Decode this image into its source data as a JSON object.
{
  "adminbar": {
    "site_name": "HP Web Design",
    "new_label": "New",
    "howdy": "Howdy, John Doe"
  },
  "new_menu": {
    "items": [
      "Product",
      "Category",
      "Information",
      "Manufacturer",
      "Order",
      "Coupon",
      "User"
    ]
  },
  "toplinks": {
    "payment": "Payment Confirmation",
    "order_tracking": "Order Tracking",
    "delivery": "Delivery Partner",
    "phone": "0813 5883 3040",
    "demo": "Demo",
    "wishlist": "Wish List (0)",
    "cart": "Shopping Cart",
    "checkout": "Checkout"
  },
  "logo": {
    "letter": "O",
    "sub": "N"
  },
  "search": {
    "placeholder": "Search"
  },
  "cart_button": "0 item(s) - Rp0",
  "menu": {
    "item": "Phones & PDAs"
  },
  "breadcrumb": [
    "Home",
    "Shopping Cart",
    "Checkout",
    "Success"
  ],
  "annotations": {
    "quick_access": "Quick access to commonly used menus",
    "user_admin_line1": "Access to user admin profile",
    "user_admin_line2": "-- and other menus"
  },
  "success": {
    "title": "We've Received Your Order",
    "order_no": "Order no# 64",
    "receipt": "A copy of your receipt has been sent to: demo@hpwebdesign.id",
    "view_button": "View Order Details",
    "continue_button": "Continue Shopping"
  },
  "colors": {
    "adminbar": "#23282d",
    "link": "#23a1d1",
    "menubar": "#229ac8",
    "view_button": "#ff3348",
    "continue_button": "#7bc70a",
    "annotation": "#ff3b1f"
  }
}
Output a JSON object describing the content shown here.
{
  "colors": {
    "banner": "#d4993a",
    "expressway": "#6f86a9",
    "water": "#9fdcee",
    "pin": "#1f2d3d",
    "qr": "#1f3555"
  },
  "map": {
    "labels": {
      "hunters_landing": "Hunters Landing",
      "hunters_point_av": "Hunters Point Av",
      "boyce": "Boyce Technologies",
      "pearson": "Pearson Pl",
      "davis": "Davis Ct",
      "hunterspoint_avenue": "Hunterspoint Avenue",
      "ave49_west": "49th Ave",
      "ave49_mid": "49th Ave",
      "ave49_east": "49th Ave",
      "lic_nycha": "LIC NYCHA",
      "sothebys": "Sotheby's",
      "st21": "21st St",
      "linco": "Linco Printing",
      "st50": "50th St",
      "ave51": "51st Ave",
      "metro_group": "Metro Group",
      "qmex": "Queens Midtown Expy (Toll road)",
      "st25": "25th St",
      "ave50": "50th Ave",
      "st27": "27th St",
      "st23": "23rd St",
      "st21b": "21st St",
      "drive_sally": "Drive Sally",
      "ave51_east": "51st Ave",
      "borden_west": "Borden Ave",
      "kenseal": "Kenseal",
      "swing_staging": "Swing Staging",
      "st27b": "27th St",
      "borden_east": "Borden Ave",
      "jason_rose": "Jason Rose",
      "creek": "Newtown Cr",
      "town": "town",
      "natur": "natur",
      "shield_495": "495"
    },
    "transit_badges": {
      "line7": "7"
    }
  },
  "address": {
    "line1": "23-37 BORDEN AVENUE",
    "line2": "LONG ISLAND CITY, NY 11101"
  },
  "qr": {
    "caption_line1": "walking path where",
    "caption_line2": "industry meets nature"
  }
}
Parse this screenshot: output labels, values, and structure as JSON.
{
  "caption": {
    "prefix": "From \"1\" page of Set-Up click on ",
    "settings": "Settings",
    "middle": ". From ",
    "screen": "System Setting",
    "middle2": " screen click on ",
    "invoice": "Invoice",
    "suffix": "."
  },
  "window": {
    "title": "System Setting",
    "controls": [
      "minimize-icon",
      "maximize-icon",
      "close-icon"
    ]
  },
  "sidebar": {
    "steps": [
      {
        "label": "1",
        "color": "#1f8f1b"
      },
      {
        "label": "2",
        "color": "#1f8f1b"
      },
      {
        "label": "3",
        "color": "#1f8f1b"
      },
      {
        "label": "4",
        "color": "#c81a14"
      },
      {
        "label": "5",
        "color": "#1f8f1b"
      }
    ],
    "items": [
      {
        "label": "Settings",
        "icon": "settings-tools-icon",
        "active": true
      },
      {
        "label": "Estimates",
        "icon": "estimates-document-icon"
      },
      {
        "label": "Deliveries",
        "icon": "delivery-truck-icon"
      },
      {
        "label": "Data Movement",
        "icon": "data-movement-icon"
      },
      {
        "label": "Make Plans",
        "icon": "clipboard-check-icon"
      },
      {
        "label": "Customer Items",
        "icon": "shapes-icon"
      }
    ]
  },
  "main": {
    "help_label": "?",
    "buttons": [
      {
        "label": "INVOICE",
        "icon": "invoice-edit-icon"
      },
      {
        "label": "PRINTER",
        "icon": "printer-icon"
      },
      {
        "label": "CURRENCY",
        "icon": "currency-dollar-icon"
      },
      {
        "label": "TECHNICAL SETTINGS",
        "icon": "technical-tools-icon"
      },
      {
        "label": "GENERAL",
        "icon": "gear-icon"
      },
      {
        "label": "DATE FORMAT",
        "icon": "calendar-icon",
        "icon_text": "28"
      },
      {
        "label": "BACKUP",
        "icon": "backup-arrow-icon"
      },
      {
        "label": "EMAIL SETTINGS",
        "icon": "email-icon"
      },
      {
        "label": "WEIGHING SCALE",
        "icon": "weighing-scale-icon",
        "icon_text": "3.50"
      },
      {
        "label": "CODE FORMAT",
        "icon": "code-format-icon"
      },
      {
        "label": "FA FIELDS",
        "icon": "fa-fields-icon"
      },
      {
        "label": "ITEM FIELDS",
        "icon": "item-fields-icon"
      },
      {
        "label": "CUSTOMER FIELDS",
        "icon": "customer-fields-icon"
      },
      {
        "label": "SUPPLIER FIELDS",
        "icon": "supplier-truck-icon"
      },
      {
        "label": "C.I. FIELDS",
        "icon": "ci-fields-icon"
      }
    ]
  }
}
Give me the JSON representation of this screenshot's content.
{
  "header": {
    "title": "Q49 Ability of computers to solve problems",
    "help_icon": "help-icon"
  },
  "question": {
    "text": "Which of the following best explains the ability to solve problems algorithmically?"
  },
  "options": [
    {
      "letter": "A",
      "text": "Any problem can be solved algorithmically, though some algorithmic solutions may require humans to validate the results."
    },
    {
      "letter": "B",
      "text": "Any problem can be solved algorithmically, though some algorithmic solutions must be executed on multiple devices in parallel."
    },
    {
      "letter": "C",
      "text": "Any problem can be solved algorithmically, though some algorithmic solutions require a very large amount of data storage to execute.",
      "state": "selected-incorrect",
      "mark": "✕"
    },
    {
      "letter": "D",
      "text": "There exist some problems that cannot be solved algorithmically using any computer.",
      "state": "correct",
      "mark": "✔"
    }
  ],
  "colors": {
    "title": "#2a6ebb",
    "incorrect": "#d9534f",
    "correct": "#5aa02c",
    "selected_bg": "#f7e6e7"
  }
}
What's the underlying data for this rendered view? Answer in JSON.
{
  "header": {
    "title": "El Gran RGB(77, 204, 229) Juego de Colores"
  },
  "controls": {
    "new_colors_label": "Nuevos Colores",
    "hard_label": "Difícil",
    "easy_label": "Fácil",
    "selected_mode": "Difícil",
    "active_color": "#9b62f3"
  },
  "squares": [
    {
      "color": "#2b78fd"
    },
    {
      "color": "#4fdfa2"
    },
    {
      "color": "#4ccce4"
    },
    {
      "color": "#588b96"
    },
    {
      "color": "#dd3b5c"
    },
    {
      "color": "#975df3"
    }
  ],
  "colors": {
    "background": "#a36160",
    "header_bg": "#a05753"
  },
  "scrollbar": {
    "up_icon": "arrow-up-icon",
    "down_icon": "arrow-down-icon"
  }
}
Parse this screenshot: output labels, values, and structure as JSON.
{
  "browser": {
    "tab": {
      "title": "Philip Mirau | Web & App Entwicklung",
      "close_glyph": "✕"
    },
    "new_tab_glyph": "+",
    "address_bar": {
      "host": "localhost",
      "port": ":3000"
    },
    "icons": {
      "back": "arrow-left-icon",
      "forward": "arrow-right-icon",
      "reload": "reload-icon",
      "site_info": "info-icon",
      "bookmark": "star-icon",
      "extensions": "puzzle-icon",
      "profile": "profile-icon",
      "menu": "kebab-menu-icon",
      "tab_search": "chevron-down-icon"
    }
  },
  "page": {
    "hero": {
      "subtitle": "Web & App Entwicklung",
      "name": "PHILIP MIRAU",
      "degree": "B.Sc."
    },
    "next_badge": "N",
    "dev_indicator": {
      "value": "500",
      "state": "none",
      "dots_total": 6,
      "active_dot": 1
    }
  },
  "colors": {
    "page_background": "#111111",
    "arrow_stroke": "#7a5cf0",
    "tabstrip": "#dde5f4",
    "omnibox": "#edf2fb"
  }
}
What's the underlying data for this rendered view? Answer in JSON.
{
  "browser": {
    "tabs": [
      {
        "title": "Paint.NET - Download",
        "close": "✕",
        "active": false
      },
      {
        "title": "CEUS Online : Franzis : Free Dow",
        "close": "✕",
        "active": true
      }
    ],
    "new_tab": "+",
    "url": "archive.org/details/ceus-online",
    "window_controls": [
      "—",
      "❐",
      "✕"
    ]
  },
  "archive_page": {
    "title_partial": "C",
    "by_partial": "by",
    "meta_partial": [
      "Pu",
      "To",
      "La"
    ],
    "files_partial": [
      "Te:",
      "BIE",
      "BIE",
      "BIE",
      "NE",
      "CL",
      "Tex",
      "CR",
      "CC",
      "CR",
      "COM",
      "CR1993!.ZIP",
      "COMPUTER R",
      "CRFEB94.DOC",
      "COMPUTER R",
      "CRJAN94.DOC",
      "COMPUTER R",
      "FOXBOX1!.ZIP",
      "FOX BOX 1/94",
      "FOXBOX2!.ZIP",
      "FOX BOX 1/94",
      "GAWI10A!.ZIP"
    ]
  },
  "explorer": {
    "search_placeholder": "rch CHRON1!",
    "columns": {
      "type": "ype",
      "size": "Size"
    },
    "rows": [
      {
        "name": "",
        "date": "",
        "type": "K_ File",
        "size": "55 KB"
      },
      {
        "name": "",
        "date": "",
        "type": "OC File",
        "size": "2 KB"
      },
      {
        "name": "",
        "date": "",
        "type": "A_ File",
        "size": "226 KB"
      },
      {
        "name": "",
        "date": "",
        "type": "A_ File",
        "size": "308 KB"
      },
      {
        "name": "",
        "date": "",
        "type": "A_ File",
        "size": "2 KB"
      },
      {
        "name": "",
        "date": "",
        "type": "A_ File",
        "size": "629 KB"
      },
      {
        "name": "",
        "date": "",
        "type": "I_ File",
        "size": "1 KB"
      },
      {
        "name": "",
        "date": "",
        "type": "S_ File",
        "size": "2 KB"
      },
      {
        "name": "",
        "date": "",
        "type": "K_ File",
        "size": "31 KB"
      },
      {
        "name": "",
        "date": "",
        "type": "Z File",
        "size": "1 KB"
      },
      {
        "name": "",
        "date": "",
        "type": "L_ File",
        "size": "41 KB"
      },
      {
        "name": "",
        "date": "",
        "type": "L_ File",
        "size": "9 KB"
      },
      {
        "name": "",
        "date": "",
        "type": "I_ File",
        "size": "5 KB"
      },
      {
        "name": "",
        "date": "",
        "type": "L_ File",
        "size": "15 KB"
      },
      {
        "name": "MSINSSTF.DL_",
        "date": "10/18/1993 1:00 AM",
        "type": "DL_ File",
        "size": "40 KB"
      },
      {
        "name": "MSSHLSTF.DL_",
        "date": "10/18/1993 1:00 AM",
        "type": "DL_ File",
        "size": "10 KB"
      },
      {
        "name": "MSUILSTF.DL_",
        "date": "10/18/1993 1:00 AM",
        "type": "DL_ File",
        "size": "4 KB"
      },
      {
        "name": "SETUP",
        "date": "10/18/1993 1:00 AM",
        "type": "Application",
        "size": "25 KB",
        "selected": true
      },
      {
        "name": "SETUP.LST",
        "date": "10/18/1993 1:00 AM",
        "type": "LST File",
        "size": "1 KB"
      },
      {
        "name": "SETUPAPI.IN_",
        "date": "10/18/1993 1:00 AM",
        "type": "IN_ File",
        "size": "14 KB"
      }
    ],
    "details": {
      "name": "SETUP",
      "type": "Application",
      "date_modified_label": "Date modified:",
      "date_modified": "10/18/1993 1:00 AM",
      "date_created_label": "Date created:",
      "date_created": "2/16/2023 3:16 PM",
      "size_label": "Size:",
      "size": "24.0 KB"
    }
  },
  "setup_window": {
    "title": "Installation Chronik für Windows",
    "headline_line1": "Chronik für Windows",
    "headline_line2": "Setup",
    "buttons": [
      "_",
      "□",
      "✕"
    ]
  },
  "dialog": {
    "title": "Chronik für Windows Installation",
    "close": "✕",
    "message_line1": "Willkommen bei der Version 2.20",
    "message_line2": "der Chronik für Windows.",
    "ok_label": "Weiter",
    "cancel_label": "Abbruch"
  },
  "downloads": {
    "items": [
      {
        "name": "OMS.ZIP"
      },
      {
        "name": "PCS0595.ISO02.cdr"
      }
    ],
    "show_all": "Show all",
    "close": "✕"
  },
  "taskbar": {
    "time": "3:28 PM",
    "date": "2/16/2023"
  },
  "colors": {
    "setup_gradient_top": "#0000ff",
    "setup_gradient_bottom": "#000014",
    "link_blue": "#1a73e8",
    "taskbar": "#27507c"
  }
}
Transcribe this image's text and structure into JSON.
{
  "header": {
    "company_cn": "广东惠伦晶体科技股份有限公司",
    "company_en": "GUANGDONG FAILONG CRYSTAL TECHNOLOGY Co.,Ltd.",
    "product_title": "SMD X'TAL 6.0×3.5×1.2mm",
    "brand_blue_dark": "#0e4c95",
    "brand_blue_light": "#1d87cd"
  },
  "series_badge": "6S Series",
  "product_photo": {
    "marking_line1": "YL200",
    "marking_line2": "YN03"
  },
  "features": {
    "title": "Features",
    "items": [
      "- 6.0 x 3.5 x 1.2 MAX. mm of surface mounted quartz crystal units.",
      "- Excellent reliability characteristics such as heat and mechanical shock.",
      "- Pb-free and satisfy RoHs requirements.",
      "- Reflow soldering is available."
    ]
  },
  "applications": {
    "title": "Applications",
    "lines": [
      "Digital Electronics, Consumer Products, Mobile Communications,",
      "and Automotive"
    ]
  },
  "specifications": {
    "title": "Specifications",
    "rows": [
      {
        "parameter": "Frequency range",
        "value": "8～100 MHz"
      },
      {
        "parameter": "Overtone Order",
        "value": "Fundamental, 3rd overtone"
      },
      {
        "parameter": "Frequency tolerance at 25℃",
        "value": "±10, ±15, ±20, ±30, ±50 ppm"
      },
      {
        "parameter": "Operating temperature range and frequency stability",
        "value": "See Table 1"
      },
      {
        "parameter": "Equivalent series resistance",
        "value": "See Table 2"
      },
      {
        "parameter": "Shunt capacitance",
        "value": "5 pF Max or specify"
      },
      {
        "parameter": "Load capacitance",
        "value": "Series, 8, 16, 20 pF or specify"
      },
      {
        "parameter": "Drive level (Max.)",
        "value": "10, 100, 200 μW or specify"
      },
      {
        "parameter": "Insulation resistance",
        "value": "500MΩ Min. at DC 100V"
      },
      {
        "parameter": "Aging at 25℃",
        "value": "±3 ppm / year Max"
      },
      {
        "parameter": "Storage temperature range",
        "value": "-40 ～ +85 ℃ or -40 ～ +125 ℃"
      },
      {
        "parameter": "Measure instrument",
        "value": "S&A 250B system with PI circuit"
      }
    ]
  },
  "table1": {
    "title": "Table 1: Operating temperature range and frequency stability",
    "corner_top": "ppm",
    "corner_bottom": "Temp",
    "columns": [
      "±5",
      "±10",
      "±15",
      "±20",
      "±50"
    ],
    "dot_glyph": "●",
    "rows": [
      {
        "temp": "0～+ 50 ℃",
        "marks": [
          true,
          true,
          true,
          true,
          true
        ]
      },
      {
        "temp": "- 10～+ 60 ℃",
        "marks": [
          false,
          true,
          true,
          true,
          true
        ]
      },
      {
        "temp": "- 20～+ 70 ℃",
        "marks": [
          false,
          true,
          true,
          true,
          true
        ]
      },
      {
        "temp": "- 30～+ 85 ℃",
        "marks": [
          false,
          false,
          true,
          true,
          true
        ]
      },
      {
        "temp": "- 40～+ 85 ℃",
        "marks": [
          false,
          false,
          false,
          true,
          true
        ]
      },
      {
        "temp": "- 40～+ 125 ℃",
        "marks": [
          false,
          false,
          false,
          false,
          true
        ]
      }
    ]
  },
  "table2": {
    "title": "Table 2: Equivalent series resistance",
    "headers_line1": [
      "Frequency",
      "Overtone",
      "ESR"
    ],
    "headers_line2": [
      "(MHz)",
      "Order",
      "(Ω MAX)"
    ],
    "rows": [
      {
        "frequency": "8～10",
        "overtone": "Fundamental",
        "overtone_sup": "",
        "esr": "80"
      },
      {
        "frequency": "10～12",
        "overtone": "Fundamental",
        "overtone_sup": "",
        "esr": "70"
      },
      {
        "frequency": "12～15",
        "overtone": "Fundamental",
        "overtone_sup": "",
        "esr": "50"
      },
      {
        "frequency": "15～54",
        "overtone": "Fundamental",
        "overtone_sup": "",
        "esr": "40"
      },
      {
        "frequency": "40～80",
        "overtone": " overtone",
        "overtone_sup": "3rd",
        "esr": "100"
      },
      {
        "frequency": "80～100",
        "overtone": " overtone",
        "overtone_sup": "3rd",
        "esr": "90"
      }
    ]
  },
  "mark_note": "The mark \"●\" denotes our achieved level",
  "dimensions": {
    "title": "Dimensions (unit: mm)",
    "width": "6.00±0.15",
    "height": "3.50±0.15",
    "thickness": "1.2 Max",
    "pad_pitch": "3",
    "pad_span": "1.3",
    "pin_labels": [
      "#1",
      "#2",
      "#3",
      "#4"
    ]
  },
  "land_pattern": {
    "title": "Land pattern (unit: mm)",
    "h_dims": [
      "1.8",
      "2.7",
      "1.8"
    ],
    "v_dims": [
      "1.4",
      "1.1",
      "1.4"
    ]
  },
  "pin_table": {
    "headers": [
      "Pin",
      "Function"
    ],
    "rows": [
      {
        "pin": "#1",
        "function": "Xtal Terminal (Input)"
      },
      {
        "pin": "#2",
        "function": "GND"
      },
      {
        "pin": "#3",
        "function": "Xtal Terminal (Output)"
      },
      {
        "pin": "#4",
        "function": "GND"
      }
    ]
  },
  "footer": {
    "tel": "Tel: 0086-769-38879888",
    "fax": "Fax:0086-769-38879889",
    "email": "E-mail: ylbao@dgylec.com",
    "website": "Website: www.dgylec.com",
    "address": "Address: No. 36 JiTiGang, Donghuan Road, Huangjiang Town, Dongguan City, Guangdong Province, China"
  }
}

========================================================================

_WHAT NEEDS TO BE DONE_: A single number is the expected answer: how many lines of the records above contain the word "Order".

_RESULT BELOW_: 7